● To do
Everything in the listing below has to be repeated exactly, except the pictures.

(Beginning of Stored data)

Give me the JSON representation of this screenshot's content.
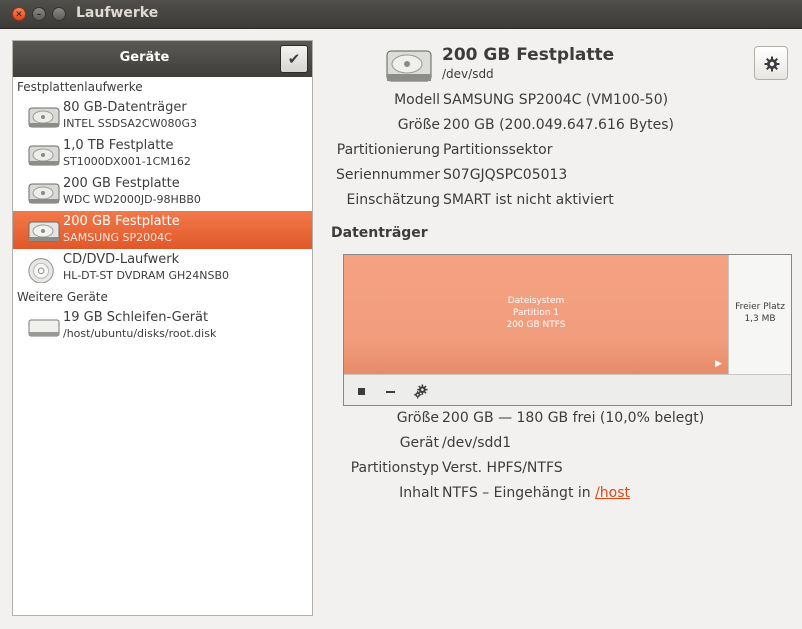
{
  "window": {
    "title": "Laufwerke"
  },
  "sidebar": {
    "header": "Geräte",
    "sections": [
      {
        "title": "Festplattenlaufwerke"
      },
      {
        "title": "Weitere Geräte"
      }
    ],
    "items": [
      {
        "name": "80 GB-Datenträger",
        "sub": "INTEL SSDSA2CW080G3",
        "icon": "harddisk-icon"
      },
      {
        "name": "1,0 TB Festplatte",
        "sub": "ST1000DX001-1CM162",
        "icon": "harddisk-icon"
      },
      {
        "name": "200 GB Festplatte",
        "sub": "WDC WD2000JD-98HBB0",
        "icon": "harddisk-icon"
      },
      {
        "name": "200 GB Festplatte",
        "sub": "SAMSUNG SP2004C",
        "icon": "harddisk-icon",
        "selected": true
      },
      {
        "name": "CD/DVD-Laufwerk",
        "sub": "HL-DT-ST DVDRAM GH24NSB0",
        "icon": "optical-disc-icon"
      },
      {
        "name": "19 GB Schleifen-Gerät",
        "sub": "/host/ubuntu/disks/root.disk",
        "icon": "loop-device-icon"
      }
    ]
  },
  "drive": {
    "title": "200 GB Festplatte",
    "device": "/dev/sdd",
    "props": [
      {
        "key": "Modell",
        "value": "SAMSUNG SP2004C (VM100-50)"
      },
      {
        "key": "Größe",
        "value": "200 GB (200.049.647.616 Bytes)"
      },
      {
        "key": "Partitionierung",
        "value": "Partitionssektor"
      },
      {
        "key": "Seriennummer",
        "value": "S07GJQSPC05013"
      },
      {
        "key": "Einschätzung",
        "value": "SMART ist nicht aktiviert"
      }
    ]
  },
  "volumes": {
    "title": "Datenträger",
    "partition": {
      "line1": "Dateisystem",
      "line2": "Partition 1",
      "line3": "200 GB NTFS"
    },
    "free": {
      "line1": "Freier Platz",
      "line2": "1,3 MB"
    },
    "props": [
      {
        "key": "Größe",
        "value": "200 GB — 180 GB frei (10,0% belegt)"
      },
      {
        "key": "Gerät",
        "value": "/dev/sdd1"
      },
      {
        "key": "Partitionstyp",
        "value": "Verst. HPFS/NTFS"
      },
      {
        "key": "Inhalt",
        "value": "NTFS – Eingehängt in",
        "link": "/host"
      }
    ]
  },
  "colors": {
    "accent": "#e0582a",
    "partition": "#f5a283",
    "link": "#dd4814"
  }
}
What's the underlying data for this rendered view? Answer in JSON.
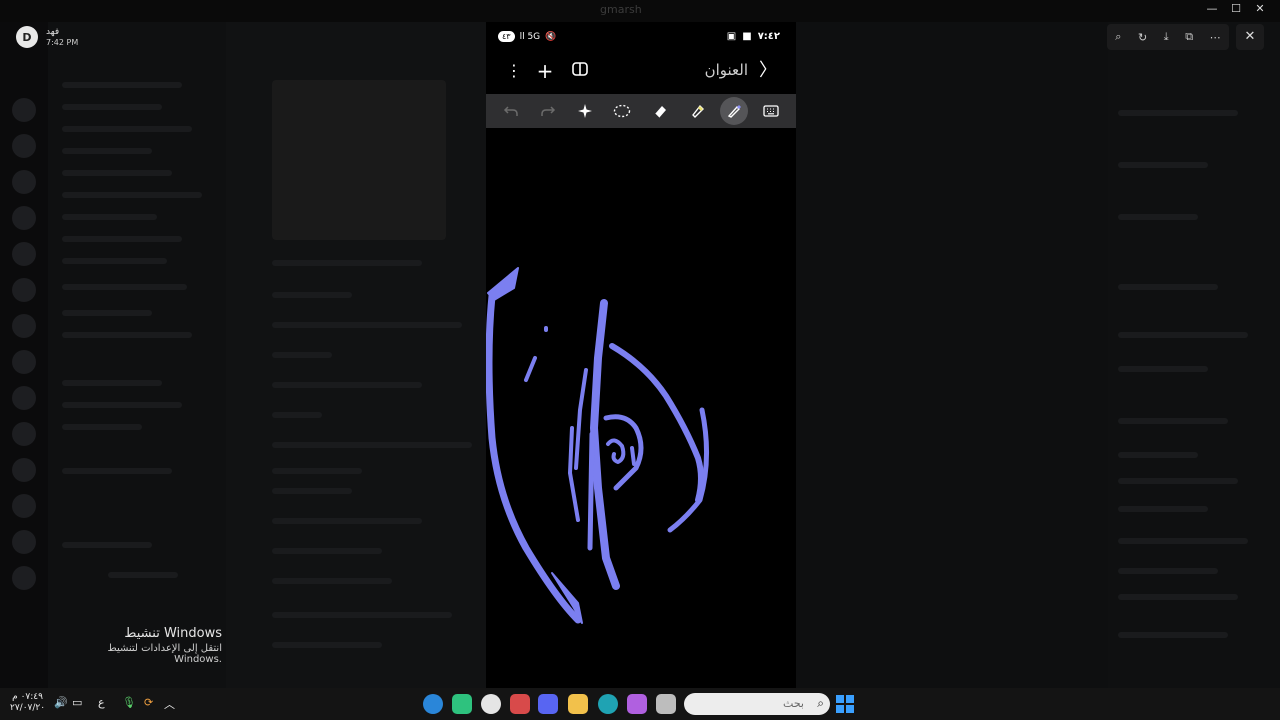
{
  "window": {
    "caption": "gmarsh"
  },
  "user": {
    "initial": "D",
    "name": "فهد",
    "time": "7:42 PM"
  },
  "phone": {
    "status": {
      "left_pill": "٤٣",
      "left_icons": "ll 5G",
      "right_time": "٧:٤٢"
    },
    "appbar": {
      "title": "العنوان"
    },
    "tools": [
      "undo-icon",
      "redo-icon",
      "sparkle-icon",
      "lasso-icon",
      "eraser-icon",
      "highlighter-icon",
      "pen-icon",
      "keyboard-icon"
    ],
    "stroke_color": "#7b7ff0"
  },
  "activate": {
    "title": "تنشيط Windows",
    "subtitle": "انتقل إلى الإعدادات لتنشيط Windows."
  },
  "taskbar": {
    "search_placeholder": "بحث",
    "clock_time": "٠٧:٤٩ م",
    "clock_date": "٢٧/٠٧/٢٠",
    "lang": "ع"
  }
}
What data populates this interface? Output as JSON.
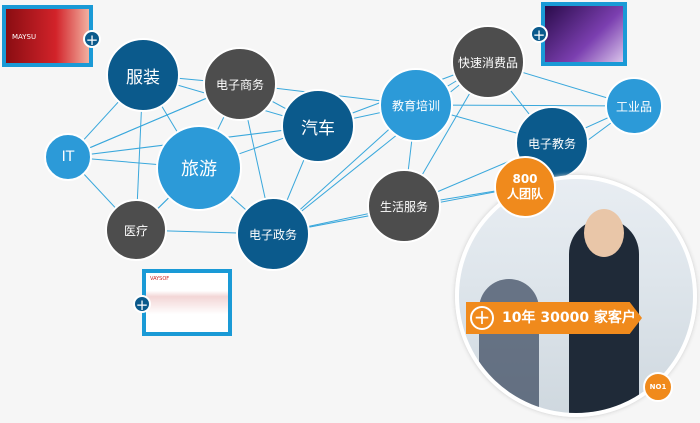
{
  "nodes": [
    {
      "label": "服装",
      "color": "#0b5a8c"
    },
    {
      "label": "电子商务",
      "color": "#4d4d4d"
    },
    {
      "label": "IT",
      "color": "#2c9ad8"
    },
    {
      "label": "旅游",
      "color": "#2c9ad8"
    },
    {
      "label": "汽车",
      "color": "#0b5a8c"
    },
    {
      "label": "医疗",
      "color": "#4d4d4d"
    },
    {
      "label": "电子政务",
      "color": "#0b5a8c"
    },
    {
      "label": "教育培训",
      "color": "#2c9ad8"
    },
    {
      "label": "快速消费品",
      "color": "#4d4d4d"
    },
    {
      "label": "生活服务",
      "color": "#4d4d4d"
    },
    {
      "label": "电子教务",
      "color": "#0b5a8c"
    },
    {
      "label": "工业品",
      "color": "#2c9ad8"
    }
  ],
  "team": {
    "line1": "800",
    "line2": "人团队"
  },
  "banner": {
    "text": "10年 30000 家客户"
  },
  "badge": "NO1",
  "thumbnails": [
    {
      "brand": "MAYSU"
    },
    {
      "brand": ""
    },
    {
      "brand": "VAYSOF"
    }
  ],
  "colors": {
    "accent": "#f08a1c",
    "line": "#3aa8dc"
  }
}
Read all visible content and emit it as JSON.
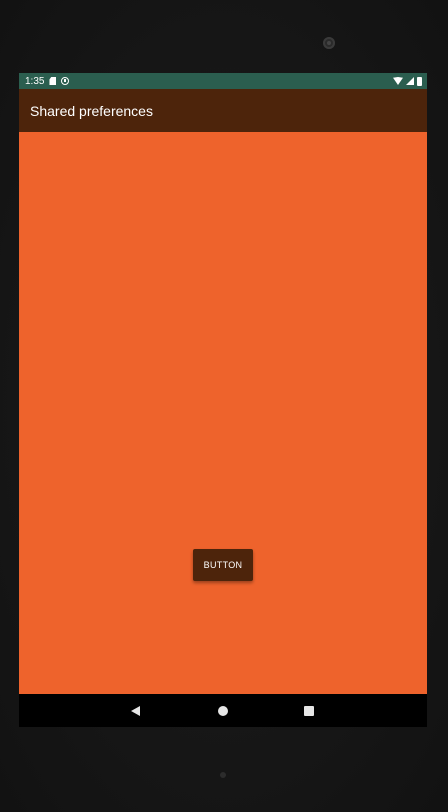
{
  "status_bar": {
    "time": "1:35",
    "left_icons": [
      "sd-card-icon",
      "sync-icon"
    ],
    "right_icons": [
      "wifi-icon",
      "signal-icon",
      "battery-icon"
    ],
    "color": "#2b5e4f"
  },
  "app_bar": {
    "title": "Shared preferences",
    "color": "#4d240b"
  },
  "content": {
    "background_color": "#ee632c",
    "button_label": "BUTTON",
    "button_color": "#4d240b"
  },
  "nav_bar": {
    "buttons": [
      "back-icon",
      "home-icon",
      "recents-icon"
    ]
  }
}
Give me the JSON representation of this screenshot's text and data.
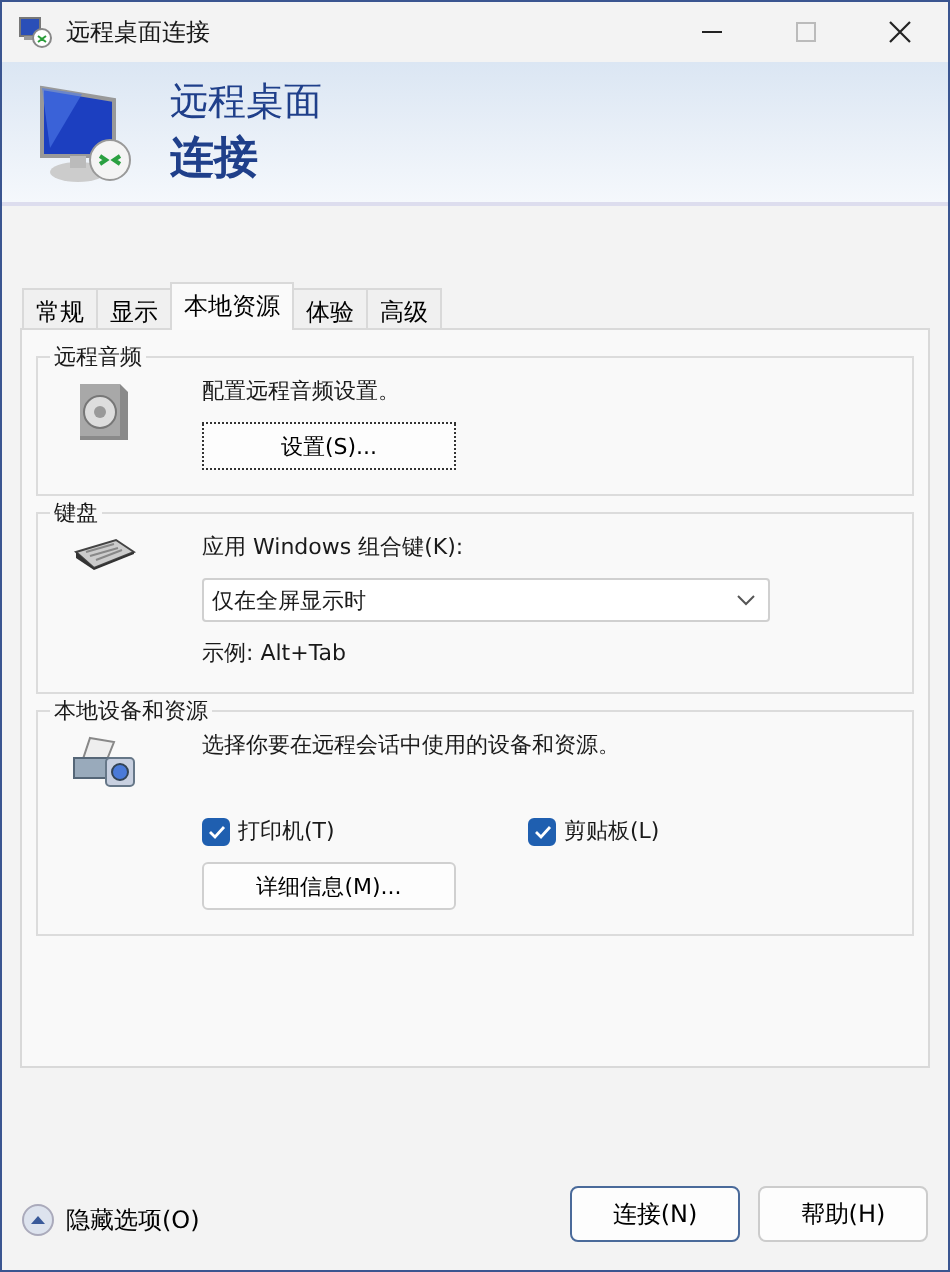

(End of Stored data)

● Reply to the task
Give me the JSON representation of this screenshot's content.
{
  "window": {
    "title": "Laufwerke"
  },
  "sidebar": {
    "header": "Geräte",
    "sections": [
      {
        "title": "Festplattenlaufwerke"
      },
      {
        "title": "Weitere Geräte"
      }
    ],
    "items": [
      {
        "name": "80 GB-Datenträger",
        "sub": "INTEL SSDSA2CW080G3",
        "icon": "harddisk-icon"
      },
      {
        "name": "1,0 TB Festplatte",
        "sub": "ST1000DX001-1CM162",
        "icon": "harddisk-icon"
      },
      {
        "name": "200 GB Festplatte",
        "sub": "WDC WD2000JD-98HBB0",
        "icon": "harddisk-icon"
      },
      {
        "name": "200 GB Festplatte",
        "sub": "SAMSUNG SP2004C",
        "icon": "harddisk-icon",
        "selected": true
      },
      {
        "name": "CD/DVD-Laufwerk",
        "sub": "HL-DT-ST DVDRAM GH24NSB0",
        "icon": "optical-disc-icon"
      },
      {
        "name": "19 GB Schleifen-Gerät",
        "sub": "/host/ubuntu/disks/root.disk",
        "icon": "loop-device-icon"
      }
    ]
  },
  "drive": {
    "title": "200 GB Festplatte",
    "device": "/dev/sdd",
    "props": [
      {
        "key": "Modell",
        "value": "SAMSUNG SP2004C (VM100-50)"
      },
      {
        "key": "Größe",
        "value": "200 GB (200.049.647.616 Bytes)"
      },
      {
        "key": "Partitionierung",
        "value": "Partitionssektor"
      },
      {
        "key": "Seriennummer",
        "value": "S07GJQSPC05013"
      },
      {
        "key": "Einschätzung",
        "value": "SMART ist nicht aktiviert"
      }
    ]
  },
  "volumes": {
    "title": "Datenträger",
    "partition": {
      "line1": "Dateisystem",
      "line2": "Partition 1",
      "line3": "200 GB NTFS"
    },
    "free": {
      "line1": "Freier Platz",
      "line2": "1,3 MB"
    },
    "props": [
      {
        "key": "Größe",
        "value": "200 GB — 180 GB frei (10,0% belegt)"
      },
      {
        "key": "Gerät",
        "value": "/dev/sdd1"
      },
      {
        "key": "Partitionstyp",
        "value": "Verst. HPFS/NTFS"
      },
      {
        "key": "Inhalt",
        "value": "NTFS – Eingehängt in",
        "link": "/host"
      }
    ]
  },
  "colors": {
    "accent": "#e0582a",
    "partition": "#f5a283",
    "link": "#dd4814"
  }
}
What's the underlying data for this rendered view? Answer in JSON.
{
  "window": {
    "caption": "gmarsh"
  },
  "user": {
    "initial": "D",
    "name": "فهد",
    "time": "7:42 PM"
  },
  "phone": {
    "status": {
      "left_pill": "٤٣",
      "left_icons": "ll 5G",
      "right_time": "٧:٤٢"
    },
    "appbar": {
      "title": "العنوان"
    },
    "tools": [
      "undo-icon",
      "redo-icon",
      "sparkle-icon",
      "lasso-icon",
      "eraser-icon",
      "highlighter-icon",
      "pen-icon",
      "keyboard-icon"
    ],
    "stroke_color": "#7b7ff0"
  },
  "activate": {
    "title": "تنشيط Windows",
    "subtitle": "انتقل إلى الإعدادات لتنشيط Windows."
  },
  "taskbar": {
    "search_placeholder": "بحث",
    "clock_time": "٠٧:٤٩ م",
    "clock_date": "٢٧/٠٧/٢٠",
    "lang": "ع"
  }
}
What data populates this interface? Output as JSON.
{
  "nodes": [
    {
      "label": "服装",
      "color": "#0b5a8c"
    },
    {
      "label": "电子商务",
      "color": "#4d4d4d"
    },
    {
      "label": "IT",
      "color": "#2c9ad8"
    },
    {
      "label": "旅游",
      "color": "#2c9ad8"
    },
    {
      "label": "汽车",
      "color": "#0b5a8c"
    },
    {
      "label": "医疗",
      "color": "#4d4d4d"
    },
    {
      "label": "电子政务",
      "color": "#0b5a8c"
    },
    {
      "label": "教育培训",
      "color": "#2c9ad8"
    },
    {
      "label": "快速消费品",
      "color": "#4d4d4d"
    },
    {
      "label": "生活服务",
      "color": "#4d4d4d"
    },
    {
      "label": "电子教务",
      "color": "#0b5a8c"
    },
    {
      "label": "工业品",
      "color": "#2c9ad8"
    }
  ],
  "team": {
    "line1": "800",
    "line2": "人团队"
  },
  "banner": {
    "text": "10年 30000 家客户"
  },
  "badge": "NO1",
  "thumbnails": [
    {
      "brand": "MAYSU"
    },
    {
      "brand": ""
    },
    {
      "brand": "VAYSOF"
    }
  ],
  "colors": {
    "accent": "#f08a1c",
    "line": "#3aa8dc"
  }
}
Read all visible content and emit it as JSON.
{
  "status_bar": {
    "time": "1:35",
    "left_icons": [
      "sd-card-icon",
      "sync-icon"
    ],
    "right_icons": [
      "wifi-icon",
      "signal-icon",
      "battery-icon"
    ],
    "color": "#2b5e4f"
  },
  "app_bar": {
    "title": "Shared preferences",
    "color": "#4d240b"
  },
  "content": {
    "background_color": "#ee632c",
    "button_label": "BUTTON",
    "button_color": "#4d240b"
  },
  "nav_bar": {
    "buttons": [
      "back-icon",
      "home-icon",
      "recents-icon"
    ]
  }
}
Give me the JSON representation of this screenshot's text and data.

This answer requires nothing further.